The US Space Force has decided to delay the planned late-February launch of two military satellites aboard an Ulla Atlas 5 rocket to “evaluate the readiness” of one of the payloads, allowing officials to take off without a Boeing flight A window was found to advance the lift of the test flight. No Starliner Crew capsules before 25 March.
The start of the Military Space Test Program-3, or STP-3, mission was first scheduled for 26 February on an Atlas 5 rocket from Cape Canaveral Space Force Station. The STP-3 mission will deliver two military spacecraft in geosynchronous orbit at a distance of more than 20,000 miles at the equator.
A spokesman for the Space and Missile Systems Center said that STP-3 has been delayed to “evaluate readiness” named SPSPS 6, one of the military satellites, and “ensure mission success of the primary payload.”
STPSat 6 hosts several payloads and experiments, including the National Atomic Security Administration’s Space and Atmospheric Burst Reporting System-3 payload, designed to detect nuclear explosions from orbit. NASA’s Laser Communications Relay Demonstration Experiment and many more payloads are also flying on the STPST 6 spacecraft.
A small satellite called LPDE 1 will go into orbit with STPSAT 6. The LPDE 1 spacecraft is designed to accommodate experimental payloads and small satellites, which can be deployed from the parent satellite in orbit.
The STP-3 mission is also a milestone mission for ULA as it will be the first Atlas 5 launch with US-made paying fairing. The 5.4-meter-diameter (17.7-foot) shroud is similar to the payload fairing that flew on previous Atlas 5 flights, but they were built by RUAG Space in Switzerland.
But the new fairing has been built by RUAG technicians inside the UAA’s rocket factory in Decatur, Alabama using updated manufacturing techniques. The same fair design is intended to fly on Ula’s next generation Vulcan Centaur rocket.
The Space and Missile Systems Center of the Space Force said the new target launch date for the STP-3 mission is not.
With the STP-3 mission out of the way, the first launch of the Glee 2021 would take Boeing’s Starliner spacecraft into orbit on a test flight to the International Space Station.
In December 2019, Boeing’s OFT-1 test flight has a repeat demonstration mission named Orbital Flight Test-2. Software problems on the OFT-1 mission prevented the Starliner spacecraft from moving around with the space station, forcing a premature landing.

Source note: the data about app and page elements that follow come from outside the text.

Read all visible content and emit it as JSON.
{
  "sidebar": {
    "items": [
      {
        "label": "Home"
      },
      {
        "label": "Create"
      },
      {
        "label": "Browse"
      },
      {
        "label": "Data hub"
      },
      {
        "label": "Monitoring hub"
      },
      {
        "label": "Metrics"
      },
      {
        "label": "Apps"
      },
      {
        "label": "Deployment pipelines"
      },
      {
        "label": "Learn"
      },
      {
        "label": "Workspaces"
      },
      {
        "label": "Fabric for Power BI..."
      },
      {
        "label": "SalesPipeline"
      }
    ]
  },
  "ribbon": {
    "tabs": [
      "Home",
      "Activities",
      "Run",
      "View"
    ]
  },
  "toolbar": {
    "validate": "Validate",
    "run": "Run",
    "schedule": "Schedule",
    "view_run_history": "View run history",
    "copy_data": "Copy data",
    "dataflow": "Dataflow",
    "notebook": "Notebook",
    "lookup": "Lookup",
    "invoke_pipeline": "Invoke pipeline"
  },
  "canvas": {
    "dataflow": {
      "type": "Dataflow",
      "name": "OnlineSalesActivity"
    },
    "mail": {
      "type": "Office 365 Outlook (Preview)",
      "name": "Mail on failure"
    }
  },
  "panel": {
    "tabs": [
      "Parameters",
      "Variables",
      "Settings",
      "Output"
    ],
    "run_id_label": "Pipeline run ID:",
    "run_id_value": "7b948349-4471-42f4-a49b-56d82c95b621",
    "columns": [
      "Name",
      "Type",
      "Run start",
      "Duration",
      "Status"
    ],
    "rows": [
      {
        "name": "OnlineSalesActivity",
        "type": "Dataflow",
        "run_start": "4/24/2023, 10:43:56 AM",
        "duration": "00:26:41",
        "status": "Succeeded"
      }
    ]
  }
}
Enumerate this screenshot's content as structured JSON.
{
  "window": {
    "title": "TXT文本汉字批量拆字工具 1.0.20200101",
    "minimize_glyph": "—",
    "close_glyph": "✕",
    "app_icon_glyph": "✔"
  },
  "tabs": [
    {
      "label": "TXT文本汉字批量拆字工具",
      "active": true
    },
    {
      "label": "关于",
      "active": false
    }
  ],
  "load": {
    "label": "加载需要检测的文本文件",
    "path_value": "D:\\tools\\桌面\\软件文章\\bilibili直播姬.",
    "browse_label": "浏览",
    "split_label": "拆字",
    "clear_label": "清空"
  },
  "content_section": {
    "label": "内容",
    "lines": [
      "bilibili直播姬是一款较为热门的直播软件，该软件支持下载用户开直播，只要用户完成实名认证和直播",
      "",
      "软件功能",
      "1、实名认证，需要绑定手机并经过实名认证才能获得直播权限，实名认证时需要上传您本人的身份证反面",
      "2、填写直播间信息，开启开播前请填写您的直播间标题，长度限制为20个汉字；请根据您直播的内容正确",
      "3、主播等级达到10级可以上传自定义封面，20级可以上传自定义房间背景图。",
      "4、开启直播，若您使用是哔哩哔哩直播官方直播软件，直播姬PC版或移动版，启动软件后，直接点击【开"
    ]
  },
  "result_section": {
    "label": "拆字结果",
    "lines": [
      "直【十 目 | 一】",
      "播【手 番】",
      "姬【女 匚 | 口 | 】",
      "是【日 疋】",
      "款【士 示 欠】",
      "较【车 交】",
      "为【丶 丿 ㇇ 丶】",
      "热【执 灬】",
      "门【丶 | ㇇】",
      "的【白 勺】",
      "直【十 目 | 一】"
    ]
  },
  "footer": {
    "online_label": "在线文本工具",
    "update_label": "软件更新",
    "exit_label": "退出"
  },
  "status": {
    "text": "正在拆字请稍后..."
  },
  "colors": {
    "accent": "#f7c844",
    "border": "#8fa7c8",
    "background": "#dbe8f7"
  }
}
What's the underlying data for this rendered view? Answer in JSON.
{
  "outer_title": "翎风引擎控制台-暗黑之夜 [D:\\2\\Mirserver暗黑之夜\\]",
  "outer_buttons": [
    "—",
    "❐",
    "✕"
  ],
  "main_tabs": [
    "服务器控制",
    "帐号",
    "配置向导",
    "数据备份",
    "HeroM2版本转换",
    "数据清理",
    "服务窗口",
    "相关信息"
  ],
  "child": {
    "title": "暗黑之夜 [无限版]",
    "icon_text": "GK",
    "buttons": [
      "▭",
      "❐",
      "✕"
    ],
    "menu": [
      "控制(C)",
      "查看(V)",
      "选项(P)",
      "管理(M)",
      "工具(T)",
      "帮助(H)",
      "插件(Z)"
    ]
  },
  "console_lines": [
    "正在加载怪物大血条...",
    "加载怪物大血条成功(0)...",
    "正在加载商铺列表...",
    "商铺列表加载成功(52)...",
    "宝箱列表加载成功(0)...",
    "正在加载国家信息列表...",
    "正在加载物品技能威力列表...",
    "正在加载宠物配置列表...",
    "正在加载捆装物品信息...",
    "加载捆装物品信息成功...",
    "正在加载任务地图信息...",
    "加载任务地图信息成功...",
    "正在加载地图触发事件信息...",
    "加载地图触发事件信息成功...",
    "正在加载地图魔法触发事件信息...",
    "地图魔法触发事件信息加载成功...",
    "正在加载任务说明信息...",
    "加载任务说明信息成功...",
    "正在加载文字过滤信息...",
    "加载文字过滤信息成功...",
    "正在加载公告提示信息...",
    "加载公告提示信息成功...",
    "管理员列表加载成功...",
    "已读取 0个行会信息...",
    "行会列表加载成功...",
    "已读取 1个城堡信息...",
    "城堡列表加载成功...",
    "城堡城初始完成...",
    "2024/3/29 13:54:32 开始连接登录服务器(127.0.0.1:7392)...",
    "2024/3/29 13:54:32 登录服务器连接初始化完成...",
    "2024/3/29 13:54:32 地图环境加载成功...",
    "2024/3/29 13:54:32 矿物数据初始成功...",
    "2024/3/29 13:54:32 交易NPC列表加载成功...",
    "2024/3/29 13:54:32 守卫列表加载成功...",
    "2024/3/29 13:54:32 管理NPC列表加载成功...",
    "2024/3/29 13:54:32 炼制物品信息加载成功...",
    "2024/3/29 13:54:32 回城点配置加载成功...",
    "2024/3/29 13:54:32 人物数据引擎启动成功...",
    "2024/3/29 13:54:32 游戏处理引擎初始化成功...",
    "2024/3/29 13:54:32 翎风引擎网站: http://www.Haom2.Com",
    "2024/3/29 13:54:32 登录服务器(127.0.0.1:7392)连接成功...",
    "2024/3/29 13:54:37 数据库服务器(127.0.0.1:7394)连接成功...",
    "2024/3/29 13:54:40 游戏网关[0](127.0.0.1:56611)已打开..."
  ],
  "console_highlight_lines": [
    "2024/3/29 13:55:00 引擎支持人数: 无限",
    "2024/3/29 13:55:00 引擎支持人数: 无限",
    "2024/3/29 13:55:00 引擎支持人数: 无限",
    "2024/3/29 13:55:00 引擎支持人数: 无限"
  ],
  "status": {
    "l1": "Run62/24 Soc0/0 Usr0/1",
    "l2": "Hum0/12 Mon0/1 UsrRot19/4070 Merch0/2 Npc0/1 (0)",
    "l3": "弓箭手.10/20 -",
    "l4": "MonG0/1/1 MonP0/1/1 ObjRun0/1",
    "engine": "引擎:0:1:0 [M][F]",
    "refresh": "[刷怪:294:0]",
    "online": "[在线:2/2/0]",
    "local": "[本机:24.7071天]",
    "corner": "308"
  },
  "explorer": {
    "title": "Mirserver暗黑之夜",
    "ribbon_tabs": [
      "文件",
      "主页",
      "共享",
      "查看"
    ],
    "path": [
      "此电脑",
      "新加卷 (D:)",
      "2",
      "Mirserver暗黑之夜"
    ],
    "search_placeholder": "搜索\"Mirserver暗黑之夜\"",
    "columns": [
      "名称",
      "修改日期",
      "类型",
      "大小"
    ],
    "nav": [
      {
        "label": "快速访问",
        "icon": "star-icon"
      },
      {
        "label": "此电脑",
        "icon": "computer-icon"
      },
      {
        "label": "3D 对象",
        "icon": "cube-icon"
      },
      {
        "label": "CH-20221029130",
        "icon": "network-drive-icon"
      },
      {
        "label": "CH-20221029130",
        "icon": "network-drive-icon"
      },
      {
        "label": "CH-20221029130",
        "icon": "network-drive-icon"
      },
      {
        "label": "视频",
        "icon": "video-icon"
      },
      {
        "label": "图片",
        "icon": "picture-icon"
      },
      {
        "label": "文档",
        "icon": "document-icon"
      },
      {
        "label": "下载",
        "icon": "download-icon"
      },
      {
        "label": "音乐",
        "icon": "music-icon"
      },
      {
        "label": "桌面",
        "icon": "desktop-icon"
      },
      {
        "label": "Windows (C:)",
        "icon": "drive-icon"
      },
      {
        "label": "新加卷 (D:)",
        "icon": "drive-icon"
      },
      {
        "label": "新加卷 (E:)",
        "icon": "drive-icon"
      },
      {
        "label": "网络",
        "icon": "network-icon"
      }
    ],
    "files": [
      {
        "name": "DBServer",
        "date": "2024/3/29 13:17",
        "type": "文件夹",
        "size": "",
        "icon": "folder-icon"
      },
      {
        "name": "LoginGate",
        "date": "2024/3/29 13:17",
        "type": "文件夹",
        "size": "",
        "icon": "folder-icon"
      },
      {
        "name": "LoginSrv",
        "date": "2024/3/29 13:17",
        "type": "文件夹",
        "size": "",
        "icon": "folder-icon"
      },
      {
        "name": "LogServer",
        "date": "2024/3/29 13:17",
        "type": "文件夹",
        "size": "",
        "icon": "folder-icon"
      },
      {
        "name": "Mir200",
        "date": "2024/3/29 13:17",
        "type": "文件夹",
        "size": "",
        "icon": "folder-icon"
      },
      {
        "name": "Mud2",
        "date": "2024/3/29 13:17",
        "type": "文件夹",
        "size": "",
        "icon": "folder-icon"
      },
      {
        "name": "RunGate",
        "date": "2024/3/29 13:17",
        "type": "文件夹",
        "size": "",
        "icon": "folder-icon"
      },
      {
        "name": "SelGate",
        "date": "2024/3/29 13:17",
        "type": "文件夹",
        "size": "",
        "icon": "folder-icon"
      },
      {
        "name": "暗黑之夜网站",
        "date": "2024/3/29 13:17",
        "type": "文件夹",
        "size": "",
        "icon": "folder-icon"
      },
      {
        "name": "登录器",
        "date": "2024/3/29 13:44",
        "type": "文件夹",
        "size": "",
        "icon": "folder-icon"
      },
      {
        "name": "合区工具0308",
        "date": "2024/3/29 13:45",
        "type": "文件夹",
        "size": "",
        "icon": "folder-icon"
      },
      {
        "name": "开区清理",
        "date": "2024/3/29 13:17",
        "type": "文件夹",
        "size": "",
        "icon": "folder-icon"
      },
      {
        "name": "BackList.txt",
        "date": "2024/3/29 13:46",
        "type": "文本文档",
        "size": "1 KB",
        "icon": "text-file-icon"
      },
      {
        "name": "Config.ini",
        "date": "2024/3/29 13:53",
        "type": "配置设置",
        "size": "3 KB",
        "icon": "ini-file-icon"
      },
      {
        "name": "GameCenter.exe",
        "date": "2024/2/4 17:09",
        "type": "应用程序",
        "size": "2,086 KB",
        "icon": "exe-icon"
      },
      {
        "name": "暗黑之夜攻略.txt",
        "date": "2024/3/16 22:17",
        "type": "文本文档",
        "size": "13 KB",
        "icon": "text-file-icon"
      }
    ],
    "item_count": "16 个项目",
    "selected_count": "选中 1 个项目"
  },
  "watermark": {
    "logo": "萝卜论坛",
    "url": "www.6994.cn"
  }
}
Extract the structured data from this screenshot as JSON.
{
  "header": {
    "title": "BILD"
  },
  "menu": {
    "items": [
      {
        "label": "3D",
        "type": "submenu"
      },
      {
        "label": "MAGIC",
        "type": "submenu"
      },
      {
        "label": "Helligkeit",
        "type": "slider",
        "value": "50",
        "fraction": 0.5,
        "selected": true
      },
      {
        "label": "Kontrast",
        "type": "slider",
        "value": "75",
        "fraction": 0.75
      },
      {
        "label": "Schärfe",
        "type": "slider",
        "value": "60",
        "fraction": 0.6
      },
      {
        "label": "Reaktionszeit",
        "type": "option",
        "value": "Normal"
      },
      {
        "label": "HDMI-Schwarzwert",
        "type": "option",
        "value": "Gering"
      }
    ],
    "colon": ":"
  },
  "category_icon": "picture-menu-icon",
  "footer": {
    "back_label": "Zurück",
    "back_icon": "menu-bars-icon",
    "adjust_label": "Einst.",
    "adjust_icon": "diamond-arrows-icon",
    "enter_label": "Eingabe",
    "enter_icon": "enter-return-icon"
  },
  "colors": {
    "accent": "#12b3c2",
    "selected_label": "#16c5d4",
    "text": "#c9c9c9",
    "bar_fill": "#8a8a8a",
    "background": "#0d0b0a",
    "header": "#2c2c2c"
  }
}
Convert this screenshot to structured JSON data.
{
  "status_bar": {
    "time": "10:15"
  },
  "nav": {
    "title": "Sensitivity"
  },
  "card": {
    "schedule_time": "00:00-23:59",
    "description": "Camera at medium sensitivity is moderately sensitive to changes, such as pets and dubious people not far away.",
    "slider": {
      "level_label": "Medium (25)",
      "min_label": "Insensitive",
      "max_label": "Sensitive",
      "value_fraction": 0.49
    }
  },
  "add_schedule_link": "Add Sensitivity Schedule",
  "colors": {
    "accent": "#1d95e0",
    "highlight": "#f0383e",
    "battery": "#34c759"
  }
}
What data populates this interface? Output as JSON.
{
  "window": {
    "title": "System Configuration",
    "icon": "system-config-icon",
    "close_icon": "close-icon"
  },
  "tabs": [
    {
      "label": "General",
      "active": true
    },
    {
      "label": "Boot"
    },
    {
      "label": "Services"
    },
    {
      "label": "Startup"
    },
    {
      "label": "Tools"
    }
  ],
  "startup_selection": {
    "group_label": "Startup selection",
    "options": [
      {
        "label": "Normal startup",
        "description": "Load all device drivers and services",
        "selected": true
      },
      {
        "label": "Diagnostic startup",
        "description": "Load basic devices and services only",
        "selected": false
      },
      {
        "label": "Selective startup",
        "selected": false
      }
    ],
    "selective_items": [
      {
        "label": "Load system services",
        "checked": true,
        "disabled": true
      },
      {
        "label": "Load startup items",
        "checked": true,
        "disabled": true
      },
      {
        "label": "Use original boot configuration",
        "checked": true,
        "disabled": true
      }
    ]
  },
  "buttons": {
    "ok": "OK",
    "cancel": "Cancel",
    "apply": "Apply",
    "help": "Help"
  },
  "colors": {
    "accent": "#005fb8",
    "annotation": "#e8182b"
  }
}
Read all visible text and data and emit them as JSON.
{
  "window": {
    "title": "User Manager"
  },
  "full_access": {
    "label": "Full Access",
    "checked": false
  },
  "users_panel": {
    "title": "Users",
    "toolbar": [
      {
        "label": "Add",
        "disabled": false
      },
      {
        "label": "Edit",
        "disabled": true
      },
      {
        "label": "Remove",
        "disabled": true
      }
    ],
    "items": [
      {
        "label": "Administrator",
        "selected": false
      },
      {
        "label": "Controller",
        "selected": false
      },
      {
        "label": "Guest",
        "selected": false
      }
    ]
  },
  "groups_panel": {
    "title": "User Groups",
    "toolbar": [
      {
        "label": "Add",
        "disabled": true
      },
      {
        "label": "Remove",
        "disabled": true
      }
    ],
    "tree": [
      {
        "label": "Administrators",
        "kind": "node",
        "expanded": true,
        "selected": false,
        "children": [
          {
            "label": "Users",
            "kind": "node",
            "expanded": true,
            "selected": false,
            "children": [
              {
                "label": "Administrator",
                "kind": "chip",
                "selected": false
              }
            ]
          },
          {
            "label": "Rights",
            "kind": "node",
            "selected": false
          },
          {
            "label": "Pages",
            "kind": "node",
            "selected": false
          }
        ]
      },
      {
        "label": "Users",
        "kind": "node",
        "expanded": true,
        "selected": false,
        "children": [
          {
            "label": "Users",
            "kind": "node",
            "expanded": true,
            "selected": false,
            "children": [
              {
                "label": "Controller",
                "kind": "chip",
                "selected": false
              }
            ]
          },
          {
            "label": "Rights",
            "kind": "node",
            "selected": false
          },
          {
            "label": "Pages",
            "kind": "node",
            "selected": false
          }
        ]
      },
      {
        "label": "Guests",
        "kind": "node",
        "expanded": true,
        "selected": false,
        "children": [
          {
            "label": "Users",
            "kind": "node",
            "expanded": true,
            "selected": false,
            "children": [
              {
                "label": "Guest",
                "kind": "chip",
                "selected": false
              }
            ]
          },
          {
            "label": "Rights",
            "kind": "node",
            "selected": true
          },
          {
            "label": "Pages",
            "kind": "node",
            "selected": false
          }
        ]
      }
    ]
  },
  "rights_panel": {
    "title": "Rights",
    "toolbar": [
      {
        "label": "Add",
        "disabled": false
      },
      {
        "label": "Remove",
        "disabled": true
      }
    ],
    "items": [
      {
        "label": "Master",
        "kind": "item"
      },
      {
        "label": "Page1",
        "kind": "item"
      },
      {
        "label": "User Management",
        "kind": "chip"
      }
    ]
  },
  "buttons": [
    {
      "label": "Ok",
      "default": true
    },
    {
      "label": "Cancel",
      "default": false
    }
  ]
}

Parachute at White Sands Space Harbor, New Mexico.
Boeing said earlier this month that engineers had completed the “essentialization” of the Starliner software code. A mock Starliner from launch through software docking and from landing to landing will undergo an end-to-end test next month to test its functionality throughout the flight.
The Starliner spacecraft is one of two new crew capsules designed to prepare astronauts to and from the space station. SpaceX’s Crew Dragon capsule flew with astronauts for the first time last May, but Boeing’s software problems delayed the Starliner program by more than a year.
NASA contracted with Boeing and SpaceX to develop new crew capsules, ending US dependence on the Russian Soyuz spacecraft for astronaut transport services.
The OFT-2 mission was previously scheduled to take off on March 29, but NASA and Boeing officials did not launch the launch date before March 25, after delaying the STP-3 launch.
“The target launch date is enabled by the Eastern range, the availability of the United Launch Alliance Atlas 6 rocket, continued progress on hardware and software, and the opportunity for an International Space Station docking,” NASA said in a statement.
NASA said, “Boeing recently selected the spacecraft’s reusable crew module on its brand new service module inside the Starliner production factory at Kennedy Space Center in Florida.” “The teams are working to complete the interior of the vehicle before loading the cargo and examining the final spacecraft.”
Considering the week-long OFT-2 test flight well, Boeing expected to start Starliner’s first crew flight test as soon as mid-2021 with a three-man crew. The three astronauts will dock with the space station, where they are expected to spend one to two weeks before returning to Earth.
After the crew flight test, NASA will certify the Starliner to fly on an operational crew rotation mission at the space station. Those flights will carry four astronauts and will last for seven months.
Email the author
Follow Stephen Clarke on Twitter: @ Stephen Clarke 1.